Information shown:
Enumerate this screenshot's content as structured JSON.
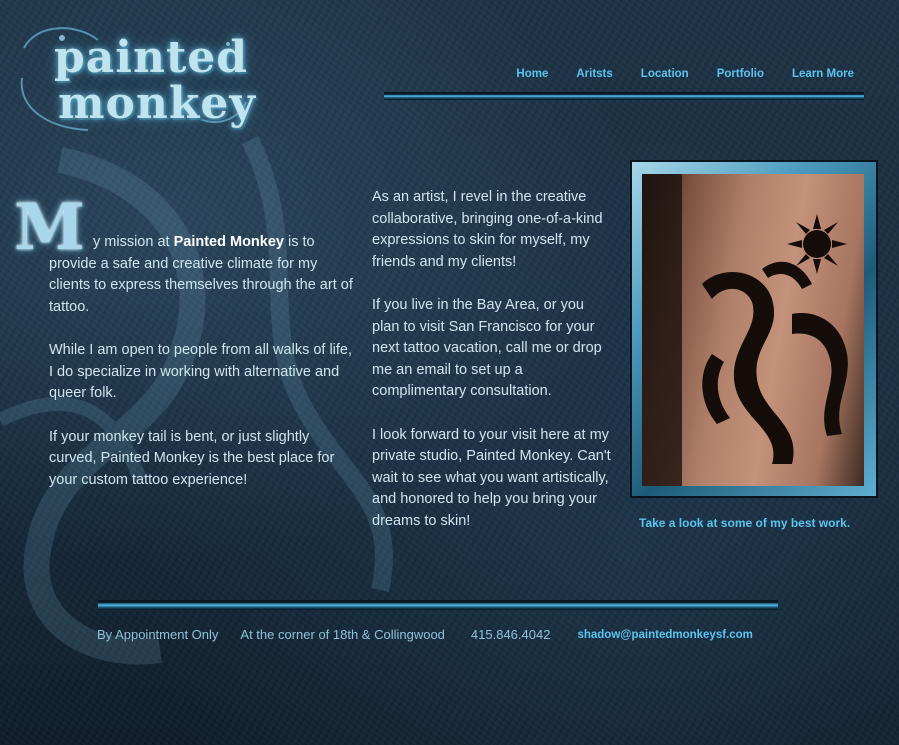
{
  "brand": {
    "logo_line1": "painted",
    "logo_line2": "monkey"
  },
  "nav": {
    "items": [
      "Home",
      "Aritsts",
      "Location",
      "Portfolio",
      "Learn More"
    ]
  },
  "intro": {
    "dropcap": "M",
    "p1_before": "y mission at ",
    "p1_strong": "Painted Monkey",
    "p1_after": " is to provide a safe and creative climate for my clients to express themselves through the art of tattoo.",
    "p2": "While I am open to people from all walks of life, I do specialize in working with alternative and queer folk.",
    "p3": "If your monkey tail is bent, or just slightly curved, Painted Monkey is the best place for your custom tattoo experience!"
  },
  "about": {
    "p1": "As an artist, I revel in the creative collaborative, bringing one-of-a-kind expressions to skin for myself, my friends and my clients!",
    "p2": "If you live in the Bay Area, or you plan to visit San Francisco for your next tattoo vacation, call me or drop me an email to set up a complimentary consultation.",
    "p3": "I look forward to your visit here at my private studio, Painted Monkey. Can't wait to see what you want artistically, and honored to help you bring your dreams to skin!"
  },
  "portfolio": {
    "caption": "Take a look at some of my best work."
  },
  "footer": {
    "appointment": "By Appointment Only",
    "address": "At the corner of 18th & Collingwood",
    "phone": "415.846.4042",
    "email": "shadow@paintedmonkeysf.com"
  }
}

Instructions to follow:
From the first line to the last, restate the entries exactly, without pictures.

Answer below:
Enumerate this screenshot's content as structured JSON.
{
  "brand": {
    "logo_line1": "painted",
    "logo_line2": "monkey"
  },
  "nav": {
    "items": [
      "Home",
      "Aritsts",
      "Location",
      "Portfolio",
      "Learn More"
    ]
  },
  "intro": {
    "dropcap": "M",
    "p1_before": "y mission at ",
    "p1_strong": "Painted Monkey",
    "p1_after": " is to provide a safe and creative climate for my clients to express themselves through the art of tattoo.",
    "p2": "While I am open to people from all walks of life, I do specialize in working with alternative and queer folk.",
    "p3": "If your monkey tail is bent, or just slightly curved, Painted Monkey is the best place for your custom tattoo experience!"
  },
  "about": {
    "p1": "As an artist, I revel in the creative collaborative, bringing one-of-a-kind expressions to skin for myself, my friends and my clients!",
    "p2": "If you live in the Bay Area, or you plan to visit San Francisco for your next tattoo vacation, call me or drop me an email to set up a complimentary consultation.",
    "p3": "I look forward to your visit here at my private studio, Painted Monkey. Can't wait to see what you want artistically, and honored to help you bring your dreams to skin!"
  },
  "portfolio": {
    "caption": "Take a look at some of my best work."
  },
  "footer": {
    "appointment": "By Appointment Only",
    "address": "At the corner of 18th & Collingwood",
    "phone": "415.846.4042",
    "email": "shadow@paintedmonkeysf.com"
  }
}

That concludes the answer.